When the Government Is a Defendant
Many people are injured each day by government employees or on government-owned sidewalks, roadways and other property. The government is liable for the negligence of its employees and for taking steps to make sure that its property is not in a dangerous condition. If you are harmed by a state, county or local government employee or because of state, county or local government property like Muni, BART, Caltrans, Sam Trans or other public agency, you have six months from the date you were injured to file a claim with the proper authority or you may be precluded from later bringing a lawsuit, under California Government Code Section 910. This is a prefiling notice requirement that allows the governmental agency to move quickly to prevent further injury and to predict, for budgeting purposes, what its liability exposure is for the next year. You must use the claim form of the particular governmental agency when filing a claim and you must file it with the proper authority. Other counties’ and cities’ forms can often be found on their websites.

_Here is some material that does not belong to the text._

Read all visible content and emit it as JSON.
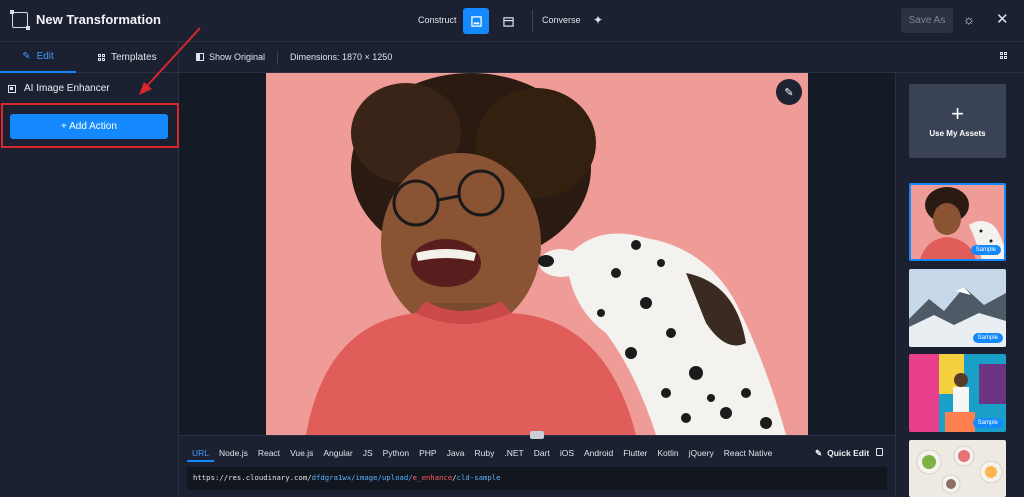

If you are injured on federal property or because of the negligence of a federal government employee, a different claims statute applies. You need to use a different claim form, depending on which federal agency is responsible for your injury.
Once you have filed a claim, the government has a period of time in which it can accept your claim, thereby agreeing that it will pay you, or reject it. Once they reject it, which is most often the case, you must file suit within a limited period of time or you lose your right to do so.
These requirements are complex. The Dolan Law Firm has handled hundreds of government liability actions and received some of the highest verdicts for clients injured by governmental employees and/or government property. Contact the Dolan Law Firm for a free case evaluation by calling 888-452-4752 or emailing us.